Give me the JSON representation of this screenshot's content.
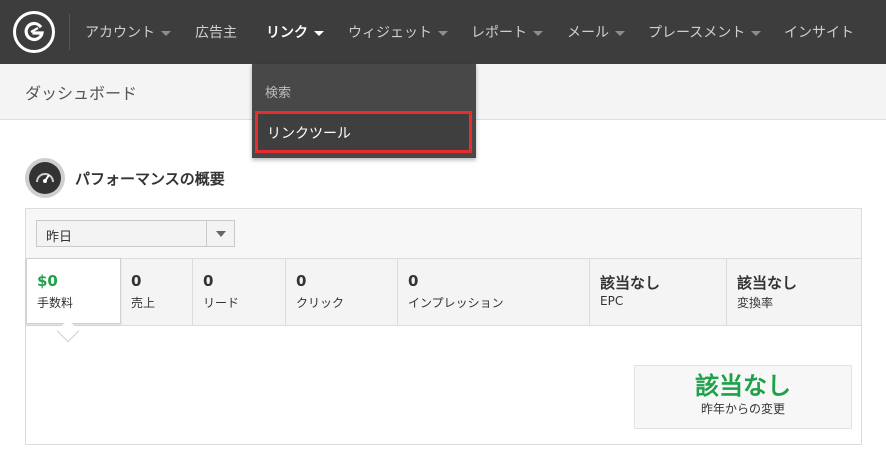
{
  "nav": {
    "items": [
      {
        "label": "アカウント",
        "caret": true
      },
      {
        "label": "広告主",
        "caret": false
      },
      {
        "label": "リンク",
        "caret": true,
        "active": true
      },
      {
        "label": "ウィジェット",
        "caret": true
      },
      {
        "label": "レポート",
        "caret": true
      },
      {
        "label": "メール",
        "caret": true
      },
      {
        "label": "プレースメント",
        "caret": true
      },
      {
        "label": "インサイト",
        "caret": false
      }
    ]
  },
  "subheader": {
    "title": "ダッシュボード"
  },
  "dropdown": {
    "section_label": "検索",
    "item_label": "リンクツール"
  },
  "section": {
    "title": "パフォーマンスの概要"
  },
  "filter": {
    "value": "昨日"
  },
  "metrics": [
    {
      "value": "$0",
      "label": "手数料"
    },
    {
      "value": "0",
      "label": "売上"
    },
    {
      "value": "0",
      "label": "リード"
    },
    {
      "value": "0",
      "label": "クリック"
    },
    {
      "value": "0",
      "label": "インプレッション"
    },
    {
      "value": "該当なし",
      "label": "EPC"
    },
    {
      "value": "該当なし",
      "label": "変換率"
    }
  ],
  "comparison": {
    "value": "該当なし",
    "label": "昨年からの変更"
  },
  "colors": {
    "nav_bg": "#3d3d3d",
    "accent_green": "#1fa14a",
    "highlight_red": "#e62c2c"
  }
}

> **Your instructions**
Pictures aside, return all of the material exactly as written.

> **Exercise response**
Give me the JSON representation of this screenshot's content.
{
  "nav": {
    "items": [
      {
        "label": "アカウント",
        "caret": true
      },
      {
        "label": "広告主",
        "caret": false
      },
      {
        "label": "リンク",
        "caret": true,
        "active": true
      },
      {
        "label": "ウィジェット",
        "caret": true
      },
      {
        "label": "レポート",
        "caret": true
      },
      {
        "label": "メール",
        "caret": true
      },
      {
        "label": "プレースメント",
        "caret": true
      },
      {
        "label": "インサイト",
        "caret": false
      }
    ]
  },
  "subheader": {
    "title": "ダッシュボード"
  },
  "dropdown": {
    "section_label": "検索",
    "item_label": "リンクツール"
  },
  "section": {
    "title": "パフォーマンスの概要"
  },
  "filter": {
    "value": "昨日"
  },
  "metrics": [
    {
      "value": "$0",
      "label": "手数料"
    },
    {
      "value": "0",
      "label": "売上"
    },
    {
      "value": "0",
      "label": "リード"
    },
    {
      "value": "0",
      "label": "クリック"
    },
    {
      "value": "0",
      "label": "インプレッション"
    },
    {
      "value": "該当なし",
      "label": "EPC"
    },
    {
      "value": "該当なし",
      "label": "変換率"
    }
  ],
  "comparison": {
    "value": "該当なし",
    "label": "昨年からの変更"
  },
  "colors": {
    "nav_bg": "#3d3d3d",
    "accent_green": "#1fa14a",
    "highlight_red": "#e62c2c"
  }
}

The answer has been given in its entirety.